_Data items_
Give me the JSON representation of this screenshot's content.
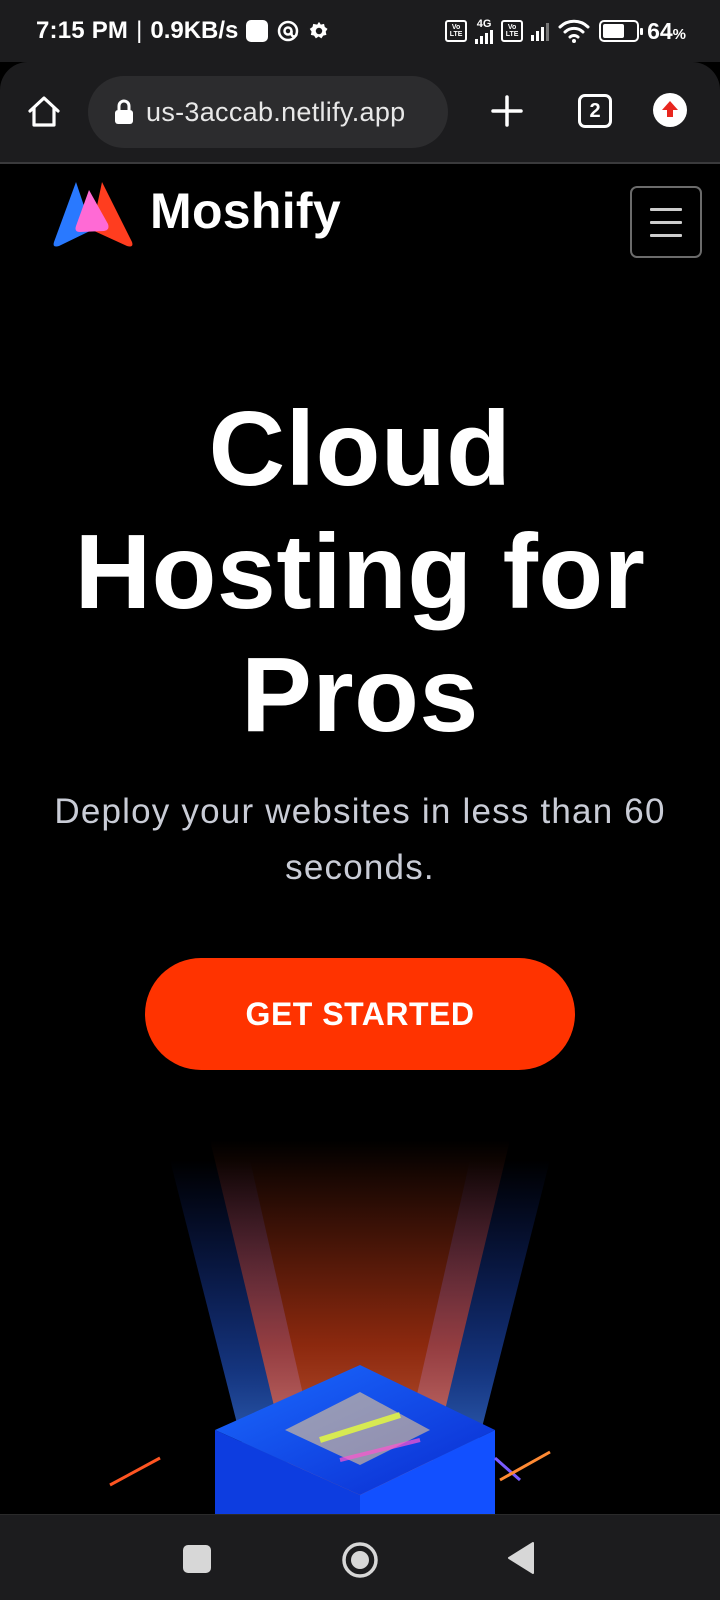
{
  "status_bar": {
    "time": "7:15 PM",
    "separator": "|",
    "speed": "0.9KB/s",
    "network_label": "4G",
    "lte_top": "Vo",
    "lte_bottom": "LTE",
    "battery_pct": "64",
    "battery_unit": "%"
  },
  "browser": {
    "url": "us-3accab.netlify.app",
    "tab_count": "2"
  },
  "site": {
    "brand": "Moshify",
    "colors": {
      "accent": "#ff3300",
      "logo_blue": "#2979ff",
      "logo_red": "#ff3d1f",
      "logo_pink": "#ff6ad5"
    }
  },
  "hero": {
    "title_line1": "Cloud",
    "title_line2": "Hosting for",
    "title_line3": "Pros",
    "subtitle": "Deploy your websites in less than 60 seconds.",
    "cta_label": "GET STARTED"
  },
  "icons": {
    "home": "home-icon",
    "lock": "lock-icon",
    "new_tab": "plus-icon",
    "tabs": "tab-switcher-icon",
    "update": "update-arrow-icon",
    "menu": "hamburger-menu-icon",
    "nav_recents": "square-icon",
    "nav_home": "circle-icon",
    "nav_back": "triangle-back-icon"
  }
}
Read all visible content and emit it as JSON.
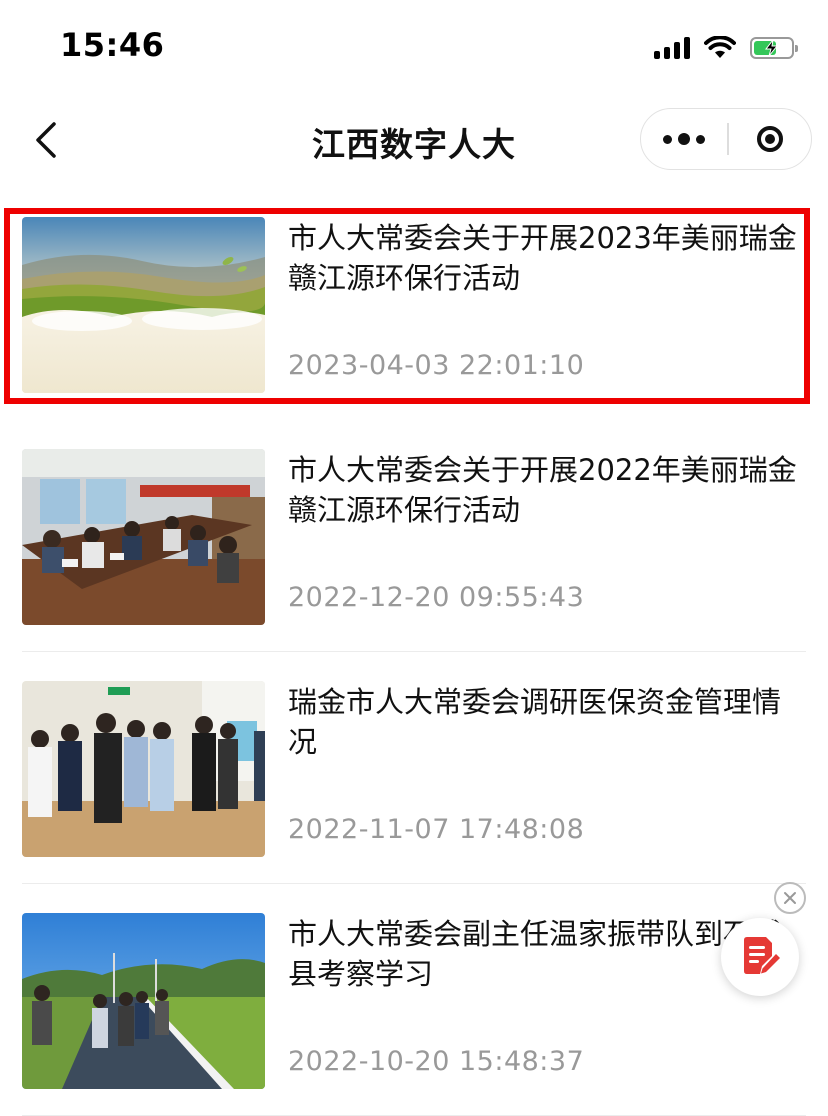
{
  "status_bar": {
    "time": "15:46"
  },
  "nav": {
    "title": "江西数字人大"
  },
  "colors": {
    "highlight": "#ee0000",
    "fab_accent": "#e53935",
    "battery": "#34c759"
  },
  "articles": [
    {
      "title": "市人大常委会关于开展2023年美丽瑞金赣江源环保行活动",
      "date": "2023-04-03 22:01:10",
      "thumbnail": "landscape-banner"
    },
    {
      "title": "市人大常委会关于开展2022年美丽瑞金赣江源环保行活动",
      "date": "2022-12-20 09:55:43",
      "thumbnail": "meeting-room-photo"
    },
    {
      "title": "瑞金市人大常委会调研医保资金管理情况",
      "date": "2022-11-07 17:48:08",
      "thumbnail": "hospital-visit-photo"
    },
    {
      "title": "市人大常委会副主任温家振带队到石城县考察学习",
      "date": "2022-10-20 15:48:37",
      "thumbnail": "field-visit-photo"
    }
  ],
  "icons": {
    "back": "chevron-left-icon",
    "more": "more-dots-icon",
    "close": "capsule-close-icon",
    "fab": "edit-document-icon",
    "fab_close": "close-circle-icon"
  }
}
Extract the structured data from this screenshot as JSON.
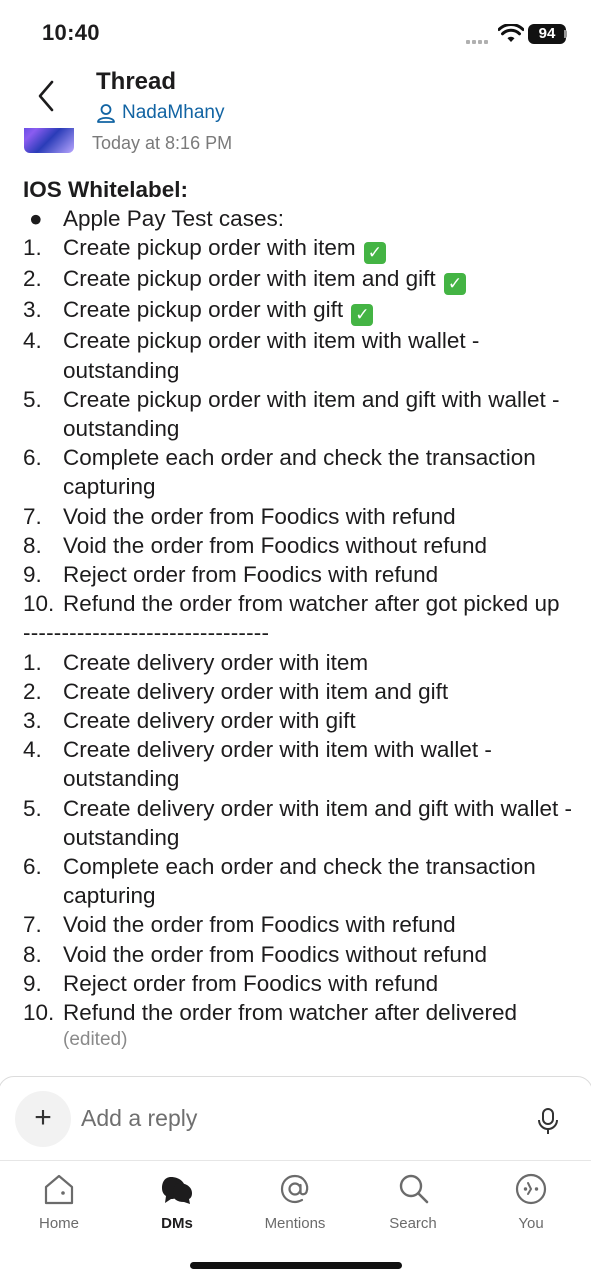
{
  "status": {
    "time": "10:40",
    "battery": "94"
  },
  "header": {
    "title": "Thread",
    "subtitle": "NadaMhany"
  },
  "message": {
    "timestamp": "Today at 8:16 PM",
    "title": "IOS Whitelabel:",
    "bullet": "Apple Pay Test cases:",
    "pickup_items": [
      {
        "num": "1.",
        "text": "Create pickup order with item",
        "check": "✓"
      },
      {
        "num": "2.",
        "text": "Create pickup order with item and gift",
        "check": "✓"
      },
      {
        "num": "3.",
        "text": "Create pickup order with gift",
        "check": "✓"
      },
      {
        "num": "4.",
        "text": "Create pickup order with item with wallet - outstanding"
      },
      {
        "num": "5.",
        "text": "Create pickup order with item and gift with wallet - outstanding"
      },
      {
        "num": "6.",
        "text": "Complete each order and check the transaction capturing"
      },
      {
        "num": "7.",
        "text": "Void the order from Foodics with refund"
      },
      {
        "num": "8.",
        "text": "Void the order from Foodics without refund"
      },
      {
        "num": "9.",
        "text": "Reject order from Foodics with refund"
      },
      {
        "num": "10.",
        "text": "Refund the order from watcher after got picked up"
      }
    ],
    "divider": "--------------------------------",
    "delivery_items": [
      {
        "num": "1.",
        "text": "Create delivery order with item"
      },
      {
        "num": "2.",
        "text": "Create delivery order with item and gift"
      },
      {
        "num": "3.",
        "text": "Create delivery order with gift"
      },
      {
        "num": "4.",
        "text": "Create delivery order with item with wallet - outstanding"
      },
      {
        "num": "5.",
        "text": "Create delivery order with item and gift with wallet - outstanding"
      },
      {
        "num": "6.",
        "text": "Complete each order and check the transaction capturing"
      },
      {
        "num": "7.",
        "text": "Void the order from Foodics with refund"
      },
      {
        "num": "8.",
        "text": "Void the order from Foodics without refund"
      },
      {
        "num": "9.",
        "text": "Reject order from Foodics with refund"
      },
      {
        "num": "10.",
        "text": "Refund the order from watcher after delivered"
      }
    ],
    "edited": "(edited)"
  },
  "composer": {
    "placeholder": "Add a reply"
  },
  "tabs": [
    {
      "label": "Home",
      "icon": "home-icon"
    },
    {
      "label": "DMs",
      "icon": "dms-icon",
      "active": true
    },
    {
      "label": "Mentions",
      "icon": "mentions-icon"
    },
    {
      "label": "Search",
      "icon": "search-icon"
    },
    {
      "label": "You",
      "icon": "you-icon"
    }
  ],
  "colors": {
    "link": "#1264a3",
    "check": "#44b444",
    "text": "#1d1c1d"
  }
}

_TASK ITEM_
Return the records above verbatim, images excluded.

_RESULT OF THE EXERCISE_
Give me the JSON representation of this screenshot's content.
{
  "status_bar": {
    "time": "7:15 PM",
    "separator": "|",
    "speed": "0.9KB/s",
    "network_label": "4G",
    "lte_top": "Vo",
    "lte_bottom": "LTE",
    "battery_pct": "64",
    "battery_unit": "%"
  },
  "browser": {
    "url": "us-3accab.netlify.app",
    "tab_count": "2"
  },
  "site": {
    "brand": "Moshify",
    "colors": {
      "accent": "#ff3300",
      "logo_blue": "#2979ff",
      "logo_red": "#ff3d1f",
      "logo_pink": "#ff6ad5"
    }
  },
  "hero": {
    "title_line1": "Cloud",
    "title_line2": "Hosting for",
    "title_line3": "Pros",
    "subtitle": "Deploy your websites in less than 60 seconds.",
    "cta_label": "GET STARTED"
  },
  "icons": {
    "home": "home-icon",
    "lock": "lock-icon",
    "new_tab": "plus-icon",
    "tabs": "tab-switcher-icon",
    "update": "update-arrow-icon",
    "menu": "hamburger-menu-icon",
    "nav_recents": "square-icon",
    "nav_home": "circle-icon",
    "nav_back": "triangle-back-icon"
  }
}
Read all visible content and emit it as JSON.
{
  "status_bar": {
    "time": "15:46"
  },
  "nav": {
    "title": "江西数字人大"
  },
  "colors": {
    "highlight": "#ee0000",
    "fab_accent": "#e53935",
    "battery": "#34c759"
  },
  "articles": [
    {
      "title": "市人大常委会关于开展2023年美丽瑞金赣江源环保行活动",
      "date": "2023-04-03 22:01:10",
      "thumbnail": "landscape-banner"
    },
    {
      "title": "市人大常委会关于开展2022年美丽瑞金赣江源环保行活动",
      "date": "2022-12-20 09:55:43",
      "thumbnail": "meeting-room-photo"
    },
    {
      "title": "瑞金市人大常委会调研医保资金管理情况",
      "date": "2022-11-07 17:48:08",
      "thumbnail": "hospital-visit-photo"
    },
    {
      "title": "市人大常委会副主任温家振带队到石城县考察学习",
      "date": "2022-10-20 15:48:37",
      "thumbnail": "field-visit-photo"
    }
  ],
  "icons": {
    "back": "chevron-left-icon",
    "more": "more-dots-icon",
    "close": "capsule-close-icon",
    "fab": "edit-document-icon",
    "fab_close": "close-circle-icon"
  }
}
Extract the structured data from this screenshot as JSON.
{
  "status": {
    "time": "10:40",
    "battery": "94"
  },
  "header": {
    "title": "Thread",
    "subtitle": "NadaMhany"
  },
  "message": {
    "timestamp": "Today at 8:16 PM",
    "title": "IOS Whitelabel:",
    "bullet": "Apple Pay Test cases:",
    "pickup_items": [
      {
        "num": "1.",
        "text": "Create pickup order with item",
        "check": "✓"
      },
      {
        "num": "2.",
        "text": "Create pickup order with item and gift",
        "check": "✓"
      },
      {
        "num": "3.",
        "text": "Create pickup order with gift",
        "check": "✓"
      },
      {
        "num": "4.",
        "text": "Create pickup order with item with wallet - outstanding"
      },
      {
        "num": "5.",
        "text": "Create pickup order with item and gift with wallet - outstanding"
      },
      {
        "num": "6.",
        "text": "Complete each order and check the transaction capturing"
      },
      {
        "num": "7.",
        "text": "Void the order from Foodics with refund"
      },
      {
        "num": "8.",
        "text": "Void the order from Foodics without refund"
      },
      {
        "num": "9.",
        "text": "Reject order from Foodics with refund"
      },
      {
        "num": "10.",
        "text": "Refund the order from watcher after got picked up"
      }
    ],
    "divider": "--------------------------------",
    "delivery_items": [
      {
        "num": "1.",
        "text": "Create delivery order with item"
      },
      {
        "num": "2.",
        "text": "Create delivery order with item and gift"
      },
      {
        "num": "3.",
        "text": "Create delivery order with gift"
      },
      {
        "num": "4.",
        "text": "Create delivery order with item with wallet - outstanding"
      },
      {
        "num": "5.",
        "text": "Create delivery order with item and gift with wallet - outstanding"
      },
      {
        "num": "6.",
        "text": "Complete each order and check the transaction capturing"
      },
      {
        "num": "7.",
        "text": "Void the order from Foodics with refund"
      },
      {
        "num": "8.",
        "text": "Void the order from Foodics without refund"
      },
      {
        "num": "9.",
        "text": "Reject order from Foodics with refund"
      },
      {
        "num": "10.",
        "text": "Refund the order from watcher after delivered"
      }
    ],
    "edited": "(edited)"
  },
  "composer": {
    "placeholder": "Add a reply"
  },
  "tabs": [
    {
      "label": "Home",
      "icon": "home-icon"
    },
    {
      "label": "DMs",
      "icon": "dms-icon",
      "active": true
    },
    {
      "label": "Mentions",
      "icon": "mentions-icon"
    },
    {
      "label": "Search",
      "icon": "search-icon"
    },
    {
      "label": "You",
      "icon": "you-icon"
    }
  ],
  "colors": {
    "link": "#1264a3",
    "check": "#44b444",
    "text": "#1d1c1d"
  }
}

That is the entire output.